If there’s a way to make things complicated, someone will find it… then post a “how to” on the Internet. From composting to container gardening, there’s always a difficult and time-consuming way to do a project that should be easy.
If you look up “composting with worms,” you’ll find detailed instructions on care, feeding, building worm bins, etc. There’s a lot of good info out there – don’t get me wrong – but there are also a lot of folks selling high-tech setups that are way beyond the basic systems needed to keep worms happy.
If you’re on a budget and thought you couldn’t get started in the world of worms, take heart. Today I’m going to show you just how easy keeping worms can be. Here’s how you can make a free worm bin in four easy steps.
Step 1: Find a Container
I’ve kept worms in plastic bins and in an old refrigerator. I currently keep them in a broken dishwasher lying on its back. Check it out:
Red wigglers – the most common composting worm – like to live in piles of leaves, manure or other organic material. They’re not really “diggers” like their cousins the earthworms. That makes it easy for home vermicomposters.
All you need is a decent-sized container to get started. Chances are, you already have something lying around the house that would work as a free worm bin. Maybe an old cooler? A bathtub? A watering trough?
You want your container to be big enough to hold a decent amount of worms and organic matter, so I’d stick to 20 gallon-sized or up.
I really like the broken dishwasher I’m using now, since it’s small enough to fit into a shady corner behind my barn but large enough to hold plenty of worm food.
Step 2: Drill Some Drainage Holes
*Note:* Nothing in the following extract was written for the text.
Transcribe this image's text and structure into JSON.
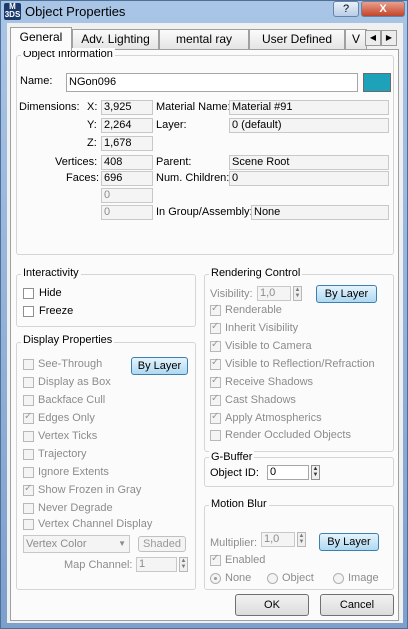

Improper drainage is a worm killer. My first worm bin had tiny drainage holes in the bottom that clogged up, causing an anaerobic worm massacre. I learned my lesson and now make sure drainage is good.
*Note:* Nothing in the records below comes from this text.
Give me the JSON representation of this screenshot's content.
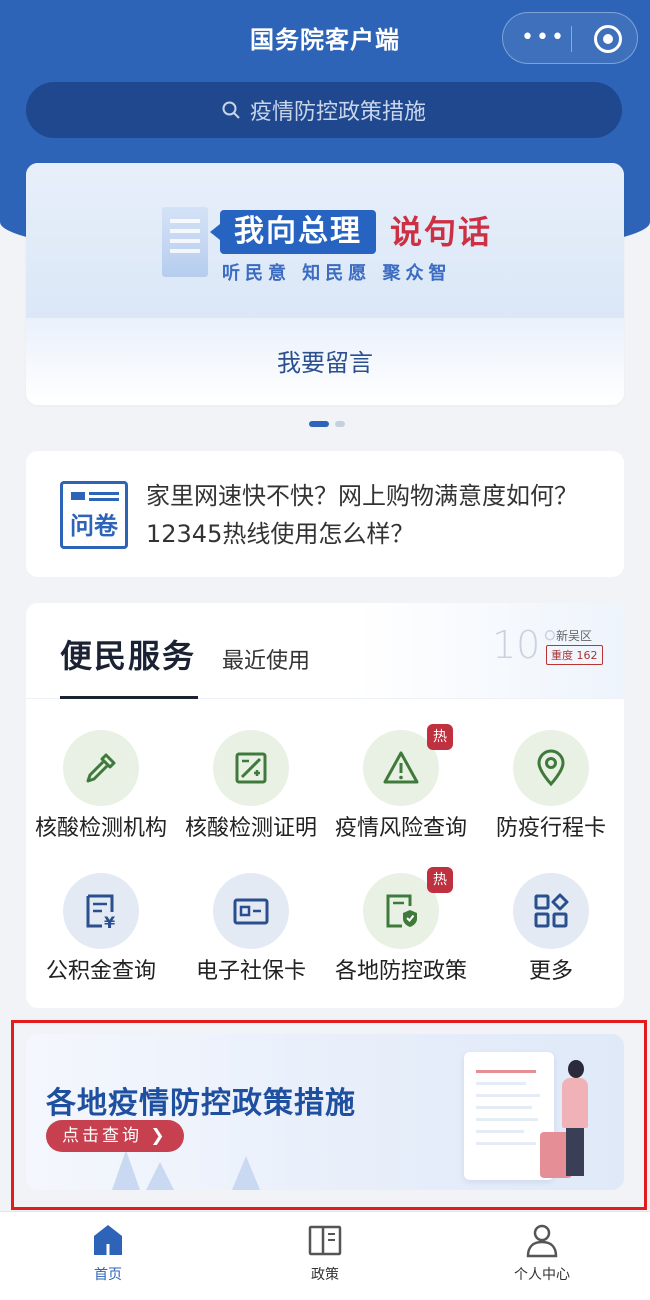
{
  "app": {
    "title": "国务院客户端"
  },
  "search": {
    "placeholder": "疫情防控政策措施"
  },
  "banner": {
    "slogan_main": "我向总理",
    "slogan_accent": "说句话",
    "slogan_sub": "听民意 知民愿 聚众智",
    "action_label": "我要留言"
  },
  "survey": {
    "icon_label": "问卷",
    "text": "家里网速快不快？网上购物满意度如何？12345热线使用怎么样？"
  },
  "services": {
    "tab_active": "便民服务",
    "tab_recent": "最近使用",
    "weather": {
      "temperature": "10°",
      "district": "新吴区",
      "aqi": "重度 162"
    },
    "hot_badge": "热",
    "items": [
      {
        "label": "核酸检测机构",
        "icon": "dropper-icon",
        "hot": false
      },
      {
        "label": "核酸检测证明",
        "icon": "certificate-icon",
        "hot": false
      },
      {
        "label": "疫情风险查询",
        "icon": "warning-icon",
        "hot": true
      },
      {
        "label": "防疫行程卡",
        "icon": "location-pin-icon",
        "hot": false
      },
      {
        "label": "公积金查询",
        "icon": "fund-document-icon",
        "hot": false
      },
      {
        "label": "电子社保卡",
        "icon": "id-card-icon",
        "hot": false
      },
      {
        "label": "各地防控政策",
        "icon": "shield-document-icon",
        "hot": true
      },
      {
        "label": "更多",
        "icon": "grid-more-icon",
        "hot": false
      }
    ]
  },
  "promo": {
    "title": "各地疫情防控政策措施",
    "button": "点击查询 ❯"
  },
  "tabbar": {
    "items": [
      {
        "label": "首页",
        "icon": "home-icon",
        "active": true
      },
      {
        "label": "政策",
        "icon": "book-icon",
        "active": false
      },
      {
        "label": "个人中心",
        "icon": "user-icon",
        "active": false
      }
    ]
  },
  "colors": {
    "primary": "#2e64b7",
    "accent_red": "#cd3043",
    "icon_green": "#3f7a3c",
    "icon_blue": "#2a4f8e",
    "highlight_frame": "#e21b1b"
  }
}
When you do set up your drainage, make sure you have a way to catch the “worm tea” that leaks out of the bottom. That stuff is truly amazing plant food thanks to its broad mix of nutrients and microorganisms. If you’re really clever you can add a good spigot to the bottom.
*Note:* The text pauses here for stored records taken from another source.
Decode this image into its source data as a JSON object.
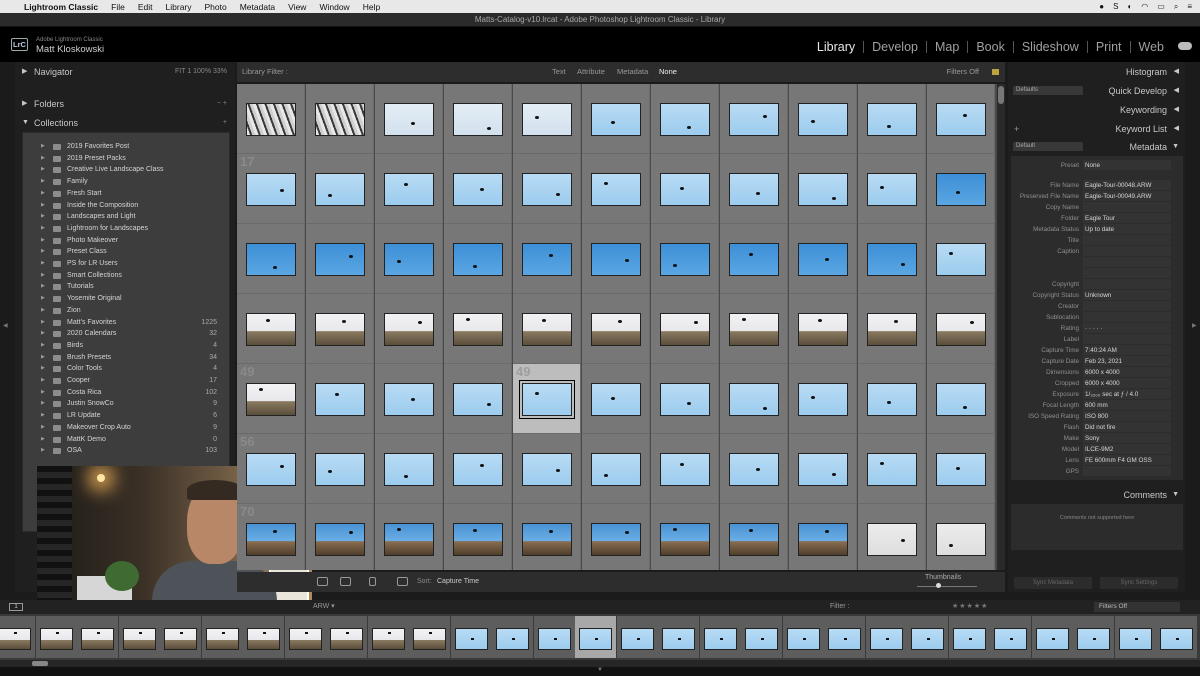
{
  "menubar": {
    "app": "Lightroom Classic",
    "items": [
      "File",
      "Edit",
      "Library",
      "Photo",
      "Metadata",
      "View",
      "Window",
      "Help"
    ]
  },
  "window_title": "Matts-Catalog-v10.lrcat - Adobe Photoshop Lightroom Classic - Library",
  "identity": {
    "badge": "LrC",
    "product": "Adobe Lightroom Classic",
    "user": "Matt Kloskowski"
  },
  "modules": {
    "library": "Library",
    "develop": "Develop",
    "map": "Map",
    "book": "Book",
    "slideshow": "Slideshow",
    "print": "Print",
    "web": "Web"
  },
  "left_panel": {
    "navigator": "Navigator",
    "navigator_zoom": "FIT  1  100%  33%",
    "folders": "Folders",
    "collections": "Collections",
    "collection_items": [
      {
        "name": "2019 Favorites Post",
        "count": ""
      },
      {
        "name": "2019 Preset Packs",
        "count": ""
      },
      {
        "name": "Creative Live Landscape Class",
        "count": ""
      },
      {
        "name": "Family",
        "count": ""
      },
      {
        "name": "Fresh Start",
        "count": ""
      },
      {
        "name": "Inside the Composition",
        "count": ""
      },
      {
        "name": "Landscapes and Light",
        "count": ""
      },
      {
        "name": "Lightroom for Landscapes",
        "count": ""
      },
      {
        "name": "Photo Makeover",
        "count": ""
      },
      {
        "name": "Preset Class",
        "count": ""
      },
      {
        "name": "PS for LR Users",
        "count": ""
      },
      {
        "name": "Smart Collections",
        "count": ""
      },
      {
        "name": "Tutorials",
        "count": ""
      },
      {
        "name": "Yosemite Original",
        "count": ""
      },
      {
        "name": "Zion",
        "count": ""
      },
      {
        "name": "Matt's Favorites",
        "count": "1225"
      },
      {
        "name": "2020 Calendars",
        "count": "32"
      },
      {
        "name": "Birds",
        "count": "4"
      },
      {
        "name": "Brush Presets",
        "count": "34"
      },
      {
        "name": "Color Tools",
        "count": "4"
      },
      {
        "name": "Cooper",
        "count": "17"
      },
      {
        "name": "Costa Rica",
        "count": "102"
      },
      {
        "name": "Justin SnowCo",
        "count": "9"
      },
      {
        "name": "LR Update",
        "count": "6"
      },
      {
        "name": "Makeover Crop Auto",
        "count": "9"
      },
      {
        "name": "MattK Demo",
        "count": "0"
      },
      {
        "name": "OSA",
        "count": "103"
      }
    ]
  },
  "filter_bar": {
    "label": "Library Filter :",
    "text": "Text",
    "attribute": "Attribute",
    "metadata": "Metadata",
    "none": "None",
    "filters_off": "Filters Off"
  },
  "grid": {
    "columns": 11,
    "row_labels": [
      "",
      "17",
      "",
      "",
      "49",
      "56",
      "70"
    ],
    "selected_index": 48,
    "rows": [
      [
        "branches",
        "branches",
        "pale",
        "pale",
        "pale",
        "sky",
        "sky",
        "sky",
        "sky",
        "sky",
        "sky"
      ],
      [
        "sky",
        "sky",
        "sky",
        "sky",
        "sky",
        "sky",
        "sky",
        "sky",
        "sky",
        "sky",
        "blue"
      ],
      [
        "blue",
        "blue",
        "blue",
        "blue",
        "blue",
        "blue",
        "blue",
        "blue",
        "blue",
        "blue",
        "sky"
      ],
      [
        "tree",
        "tree",
        "tree",
        "tree",
        "tree",
        "tree",
        "tree",
        "tree",
        "tree",
        "tree",
        "tree"
      ],
      [
        "tree",
        "sky",
        "sky",
        "sky",
        "sky",
        "sky",
        "sky",
        "sky",
        "sky",
        "sky",
        "sky"
      ],
      [
        "sky",
        "sky",
        "sky",
        "sky",
        "sky",
        "sky",
        "sky",
        "sky",
        "sky",
        "sky",
        "sky"
      ],
      [
        "tree2",
        "tree2",
        "tree2",
        "tree2",
        "tree2",
        "tree2",
        "tree2",
        "tree2",
        "tree2",
        "gray",
        "gray"
      ]
    ]
  },
  "toolbar": {
    "sort_label": "Sort:",
    "sort_value": "Capture Time",
    "thumbnails": "Thumbnails"
  },
  "right_panel": {
    "histogram": "Histogram",
    "quick_develop": "Quick Develop",
    "quick_develop_preset": "Defaults",
    "keywording": "Keywording",
    "keyword_list": "Keyword List",
    "metadata": "Metadata",
    "metadata_preset": "Default",
    "preset_label": "Preset",
    "preset_value": "None",
    "fields": [
      {
        "key": "File Name",
        "value": "Eagle-Tour-00048.ARW"
      },
      {
        "key": "Preserved File Name",
        "value": "Eagle-Tour-00049.ARW"
      },
      {
        "key": "Copy Name",
        "value": ""
      },
      {
        "key": "Folder",
        "value": "Eagle Tour"
      },
      {
        "key": "Metadata Status",
        "value": "Up to date"
      },
      {
        "key": "Title",
        "value": ""
      },
      {
        "key": "Caption",
        "value": ""
      },
      {
        "key": "",
        "value": ""
      },
      {
        "key": "",
        "value": ""
      },
      {
        "key": "Copyright",
        "value": ""
      },
      {
        "key": "Copyright Status",
        "value": "Unknown"
      },
      {
        "key": "Creator",
        "value": ""
      },
      {
        "key": "Sublocation",
        "value": ""
      },
      {
        "key": "Rating",
        "value": "· · · · ·"
      },
      {
        "key": "Label",
        "value": ""
      },
      {
        "key": "Capture Time",
        "value": "7:40:24 AM"
      },
      {
        "key": "Capture Date",
        "value": "Feb 23, 2021"
      },
      {
        "key": "Dimensions",
        "value": "6000 x 4000"
      },
      {
        "key": "Cropped",
        "value": "6000 x 4000"
      },
      {
        "key": "Exposure",
        "value": "1/₃₂₀₀ sec at ƒ / 4.0"
      },
      {
        "key": "Focal Length",
        "value": "600 mm"
      },
      {
        "key": "ISO Speed Rating",
        "value": "ISO 800"
      },
      {
        "key": "Flash",
        "value": "Did not fire"
      },
      {
        "key": "Make",
        "value": "Sony"
      },
      {
        "key": "Model",
        "value": "ILCE-9M2"
      },
      {
        "key": "Lens",
        "value": "FE 600mm F4 GM OSS"
      },
      {
        "key": "GPS",
        "value": ""
      }
    ],
    "comments": "Comments",
    "comments_note": "Comments not supported here",
    "sync_metadata": "Sync Metadata",
    "sync_settings": "Sync Settings"
  },
  "filmstrip_bar": {
    "page": "1",
    "source": "ARW ▾",
    "filter": "Filter :",
    "stars": "★★★★★",
    "filter_value": "Filters Off"
  },
  "filmstrip": {
    "count": 29,
    "selected_index": 14,
    "types": [
      "tree",
      "tree",
      "tree",
      "tree",
      "tree",
      "tree",
      "tree",
      "tree",
      "tree",
      "tree",
      "tree",
      "sky",
      "sky",
      "sky",
      "sky",
      "sky",
      "sky",
      "sky",
      "sky",
      "sky",
      "sky",
      "sky",
      "sky",
      "sky",
      "sky",
      "sky",
      "sky",
      "sky",
      "sky"
    ],
    "labels": [
      "",
      "",
      "",
      "",
      "",
      "",
      "",
      "",
      "",
      "",
      "",
      "",
      "",
      "",
      "49",
      "",
      "",
      "",
      "",
      "",
      "",
      "",
      "",
      "",
      "",
      "",
      "",
      "",
      ""
    ]
  }
}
All I did for my dishwasher worm bin is to turn the dishwasher on its back and drill holes at the lowest points. I then lifted it up on some bricks and tucked a container underneath to catch the worm tea. Simple.
Step 3: Find a Top
If you’re going to keep your worm bin indoors, you need to make sure flies can’t get into it and create a minor public health crisis in your house. At the same time, the worms need to get enough oxygen, so you can’t just snap a tight lid on your container and walk away.
Finally, you don’t want your worms to go migrating to your living room one night. If you’re using a plastic bin with a matching top, just drill or cut some decent-sized holes in the top, then glue some little pieces of window screening over the holes.
If you have a less-secure home in mind for your wiggly friends – such as my dishwasher – you’ll want to keep them someplace where a few runaways or flies don’t matter.
Step 4: Fill it Up
Red wigglers love wet, shredded cardboard and paper. What you don’t want to do is load up your worm bin with a bunch of rotting food right away. The worms need to get settled. When you add too much food, it rots into a slimy mess rather than being quickly eaten by the worms.
Just find a bunch of paper – I like to use my bills – and start ripping it up, then soak it in a bucket of water, squeeze it out after a few minutes, then throw it in the container. I recommend filling your new worm bin about 2/3 of the way to the top with shredded paper or cardboard before adding your worms.
I also add a few handfuls of sand or soil when I start a bin to give the worms a little help with their digestion, as well as to add a variety of bacteria and fungi to the mix.
Once I’ve added my paper substrate and some soil, I put in my worms and give them a litte bit of something to eat by burying some food scraps a few inches into the paper. Try to avoid adding meat, cheese, oils and that sort of thing, as well as staying away from food scraps that might be contaminated with pesticides. Worms love watermelon rinds, coffee grounds, old salad greens and even like to hang out in clumps inside of eggshells. They don’t seem to like banana peels or citrus, however, so go light or just avoid those until you learn your worms’ eating habits.
As you can see, composting with worms doesn’t have to be a big deal. You can make your own free worm bin for a minimal amount of effort and you’ll be on the way to vermicomposting greatness.
If you’d like to dig deeper into composting with worms, a great place to start is with Mary Appelhof’s classic book.
Also, if you don’t feel like building your own, Worm Factory makes a nice worm bin that will work indoors.
And finally, here’s my favorite homesteading homegirl Marjory Wildcraft talking with a guy who created a very simple setup to turn food scraps into valuable worm tea: